  4. Participants were asked “generally speaking, do you think of yourself as a …,” and could select “Democrat,” “Republican,” “Independent,” or “other.” Those who responded “Independent” or “other” were then asked: “Do you consider yourself closer to the …,” and could select “Democratic Party,” “Republican Party,” or “neither.” Of the total interview participants, 36 indicated they were Democrats, 11 reported being Republicans, and the remaining nine selected Independent. Of those who selected Independent, three said their beliefs were closer to the Democratic Party, three to the Republican Party, and three said neither. []
  5. The definition of high and low polarization scores is described in endnote 3. []

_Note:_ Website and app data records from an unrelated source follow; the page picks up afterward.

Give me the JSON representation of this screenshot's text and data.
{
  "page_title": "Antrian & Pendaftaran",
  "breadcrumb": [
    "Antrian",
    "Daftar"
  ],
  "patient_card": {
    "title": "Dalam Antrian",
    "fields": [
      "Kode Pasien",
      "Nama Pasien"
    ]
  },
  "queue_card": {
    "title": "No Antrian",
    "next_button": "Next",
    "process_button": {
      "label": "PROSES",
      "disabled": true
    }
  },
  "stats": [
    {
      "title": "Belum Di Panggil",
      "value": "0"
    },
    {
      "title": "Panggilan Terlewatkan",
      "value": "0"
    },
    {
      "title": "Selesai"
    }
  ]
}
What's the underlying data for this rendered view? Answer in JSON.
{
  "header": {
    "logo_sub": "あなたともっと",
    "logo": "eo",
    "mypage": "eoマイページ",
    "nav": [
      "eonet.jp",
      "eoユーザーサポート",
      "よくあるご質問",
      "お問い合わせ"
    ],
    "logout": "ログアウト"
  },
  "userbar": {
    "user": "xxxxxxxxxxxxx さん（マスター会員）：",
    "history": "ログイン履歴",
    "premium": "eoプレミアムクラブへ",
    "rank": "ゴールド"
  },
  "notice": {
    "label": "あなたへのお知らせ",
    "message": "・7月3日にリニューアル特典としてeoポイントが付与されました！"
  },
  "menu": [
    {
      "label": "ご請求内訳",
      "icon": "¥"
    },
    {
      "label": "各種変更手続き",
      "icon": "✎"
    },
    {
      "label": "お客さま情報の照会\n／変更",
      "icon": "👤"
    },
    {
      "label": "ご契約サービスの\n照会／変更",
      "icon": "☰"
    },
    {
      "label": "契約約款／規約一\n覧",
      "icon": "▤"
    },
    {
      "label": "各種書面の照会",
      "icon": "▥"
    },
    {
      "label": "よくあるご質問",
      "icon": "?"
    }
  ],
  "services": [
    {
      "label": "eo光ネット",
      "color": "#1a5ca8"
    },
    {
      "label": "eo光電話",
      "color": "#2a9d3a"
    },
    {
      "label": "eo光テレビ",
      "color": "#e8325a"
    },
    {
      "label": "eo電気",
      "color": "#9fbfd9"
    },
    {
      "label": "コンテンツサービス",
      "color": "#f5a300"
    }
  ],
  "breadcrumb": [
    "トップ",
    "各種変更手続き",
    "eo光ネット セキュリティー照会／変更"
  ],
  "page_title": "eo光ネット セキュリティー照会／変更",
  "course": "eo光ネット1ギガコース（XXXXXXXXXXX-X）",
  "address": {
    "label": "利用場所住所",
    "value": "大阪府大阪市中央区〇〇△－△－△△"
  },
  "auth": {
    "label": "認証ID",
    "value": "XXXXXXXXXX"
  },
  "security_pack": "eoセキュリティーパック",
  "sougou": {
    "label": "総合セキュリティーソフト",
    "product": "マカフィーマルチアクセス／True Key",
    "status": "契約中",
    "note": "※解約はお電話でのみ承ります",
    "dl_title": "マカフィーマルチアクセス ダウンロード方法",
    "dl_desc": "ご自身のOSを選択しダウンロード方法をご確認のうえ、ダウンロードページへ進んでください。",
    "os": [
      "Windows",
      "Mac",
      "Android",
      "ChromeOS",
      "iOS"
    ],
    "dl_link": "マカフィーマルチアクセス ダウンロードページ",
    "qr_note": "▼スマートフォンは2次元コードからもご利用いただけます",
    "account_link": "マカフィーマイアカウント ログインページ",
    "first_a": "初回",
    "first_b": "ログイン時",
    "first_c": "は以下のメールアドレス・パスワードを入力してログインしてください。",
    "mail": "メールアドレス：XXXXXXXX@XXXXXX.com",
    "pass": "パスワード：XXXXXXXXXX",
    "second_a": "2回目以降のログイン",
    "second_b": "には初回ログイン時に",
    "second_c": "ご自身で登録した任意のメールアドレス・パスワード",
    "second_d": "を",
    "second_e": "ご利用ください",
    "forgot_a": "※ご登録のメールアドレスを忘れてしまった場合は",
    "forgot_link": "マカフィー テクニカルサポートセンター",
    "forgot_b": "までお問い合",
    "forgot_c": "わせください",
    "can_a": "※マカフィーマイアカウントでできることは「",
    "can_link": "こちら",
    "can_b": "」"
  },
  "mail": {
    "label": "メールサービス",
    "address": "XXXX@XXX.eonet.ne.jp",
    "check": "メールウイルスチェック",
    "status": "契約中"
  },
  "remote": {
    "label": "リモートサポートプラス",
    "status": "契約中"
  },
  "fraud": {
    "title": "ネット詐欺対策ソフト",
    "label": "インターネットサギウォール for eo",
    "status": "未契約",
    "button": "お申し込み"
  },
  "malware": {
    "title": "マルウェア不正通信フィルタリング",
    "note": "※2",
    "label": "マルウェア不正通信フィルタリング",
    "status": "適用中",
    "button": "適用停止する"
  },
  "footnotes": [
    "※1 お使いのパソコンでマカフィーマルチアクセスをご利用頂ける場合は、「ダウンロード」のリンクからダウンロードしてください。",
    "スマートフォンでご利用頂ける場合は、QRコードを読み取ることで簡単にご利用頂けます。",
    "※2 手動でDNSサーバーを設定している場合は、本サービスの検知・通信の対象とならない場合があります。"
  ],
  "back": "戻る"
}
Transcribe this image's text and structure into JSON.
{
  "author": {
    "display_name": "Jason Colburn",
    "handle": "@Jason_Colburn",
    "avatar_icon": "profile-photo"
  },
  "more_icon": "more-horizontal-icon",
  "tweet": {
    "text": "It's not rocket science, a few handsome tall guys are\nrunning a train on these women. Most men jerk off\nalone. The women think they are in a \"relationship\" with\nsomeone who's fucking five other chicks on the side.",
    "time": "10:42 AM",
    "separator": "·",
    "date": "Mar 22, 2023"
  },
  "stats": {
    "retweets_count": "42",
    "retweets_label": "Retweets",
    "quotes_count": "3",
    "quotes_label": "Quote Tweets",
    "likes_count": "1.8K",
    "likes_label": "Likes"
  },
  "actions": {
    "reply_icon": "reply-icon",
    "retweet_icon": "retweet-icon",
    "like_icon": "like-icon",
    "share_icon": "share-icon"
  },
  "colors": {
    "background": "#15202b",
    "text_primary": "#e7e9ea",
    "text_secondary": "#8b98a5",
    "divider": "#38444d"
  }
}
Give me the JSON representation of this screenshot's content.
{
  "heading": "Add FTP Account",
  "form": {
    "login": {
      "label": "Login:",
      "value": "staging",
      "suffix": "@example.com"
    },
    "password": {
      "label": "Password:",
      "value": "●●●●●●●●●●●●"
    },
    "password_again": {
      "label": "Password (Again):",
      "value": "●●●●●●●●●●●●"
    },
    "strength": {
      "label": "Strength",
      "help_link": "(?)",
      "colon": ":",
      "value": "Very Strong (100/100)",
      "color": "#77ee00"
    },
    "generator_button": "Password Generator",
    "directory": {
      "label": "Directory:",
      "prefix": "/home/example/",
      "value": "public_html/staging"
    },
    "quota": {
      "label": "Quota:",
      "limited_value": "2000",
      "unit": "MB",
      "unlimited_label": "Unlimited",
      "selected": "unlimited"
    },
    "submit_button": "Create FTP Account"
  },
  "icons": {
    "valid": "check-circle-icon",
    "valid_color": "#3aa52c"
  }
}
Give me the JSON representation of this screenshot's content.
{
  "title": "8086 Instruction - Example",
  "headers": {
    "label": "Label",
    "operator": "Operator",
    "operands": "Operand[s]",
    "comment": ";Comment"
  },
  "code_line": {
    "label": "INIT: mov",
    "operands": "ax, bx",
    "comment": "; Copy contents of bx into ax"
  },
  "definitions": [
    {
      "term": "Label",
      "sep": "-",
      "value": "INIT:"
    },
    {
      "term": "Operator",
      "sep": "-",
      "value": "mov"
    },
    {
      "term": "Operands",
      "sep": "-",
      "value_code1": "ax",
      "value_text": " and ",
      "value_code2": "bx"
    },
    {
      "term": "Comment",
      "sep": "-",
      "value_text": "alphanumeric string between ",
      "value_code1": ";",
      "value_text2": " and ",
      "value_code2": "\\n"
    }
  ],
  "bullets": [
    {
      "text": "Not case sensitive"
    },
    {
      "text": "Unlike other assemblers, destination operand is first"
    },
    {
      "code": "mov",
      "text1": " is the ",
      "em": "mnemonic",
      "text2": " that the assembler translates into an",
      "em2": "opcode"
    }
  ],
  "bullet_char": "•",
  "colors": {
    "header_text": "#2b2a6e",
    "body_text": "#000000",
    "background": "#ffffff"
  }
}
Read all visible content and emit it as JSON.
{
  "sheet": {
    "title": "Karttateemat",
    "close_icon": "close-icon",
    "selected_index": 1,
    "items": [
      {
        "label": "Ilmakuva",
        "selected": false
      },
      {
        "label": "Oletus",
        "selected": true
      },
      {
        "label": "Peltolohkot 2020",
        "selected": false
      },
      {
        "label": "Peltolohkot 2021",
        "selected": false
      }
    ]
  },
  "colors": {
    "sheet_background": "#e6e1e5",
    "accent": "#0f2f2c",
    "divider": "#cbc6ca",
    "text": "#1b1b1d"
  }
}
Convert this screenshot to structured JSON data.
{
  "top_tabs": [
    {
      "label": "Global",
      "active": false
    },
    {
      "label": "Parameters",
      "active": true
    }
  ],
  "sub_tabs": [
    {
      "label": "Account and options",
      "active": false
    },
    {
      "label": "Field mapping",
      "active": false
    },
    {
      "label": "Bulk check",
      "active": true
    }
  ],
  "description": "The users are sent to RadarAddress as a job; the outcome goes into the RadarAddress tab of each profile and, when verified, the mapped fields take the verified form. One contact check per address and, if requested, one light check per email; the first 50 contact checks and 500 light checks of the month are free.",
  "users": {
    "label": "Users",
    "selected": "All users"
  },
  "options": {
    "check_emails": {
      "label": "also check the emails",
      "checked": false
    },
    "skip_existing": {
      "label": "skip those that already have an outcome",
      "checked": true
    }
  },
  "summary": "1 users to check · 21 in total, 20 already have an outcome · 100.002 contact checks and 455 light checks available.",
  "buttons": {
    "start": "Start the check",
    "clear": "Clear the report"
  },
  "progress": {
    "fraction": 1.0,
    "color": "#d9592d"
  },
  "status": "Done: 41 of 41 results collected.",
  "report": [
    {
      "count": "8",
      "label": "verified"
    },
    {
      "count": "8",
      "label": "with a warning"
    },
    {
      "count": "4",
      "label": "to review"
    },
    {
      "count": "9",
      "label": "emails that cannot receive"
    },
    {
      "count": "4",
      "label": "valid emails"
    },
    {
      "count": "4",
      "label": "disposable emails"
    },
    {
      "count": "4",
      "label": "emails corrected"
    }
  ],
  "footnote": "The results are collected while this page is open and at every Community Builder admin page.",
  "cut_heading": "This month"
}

  6. The number of interview participants from each of the 26 states is: Alabama (1), Arizona (1), California (5), Florida (6), Georgia (1), Hawaii (1), Iowa (1), Idaho (1), Illinois (3), Indiana (2), Kentucky (1), Michigan (2), Montana (1), North Carolina (8), Nebraska (1), Nevada (1), New York (3), Ohio (3), Oregon (3), Pennsylvania (3), South Carolina (1), Tennessee (2), Texas (2), Virginia (1), Washington state (1), and Wisconsin (1). []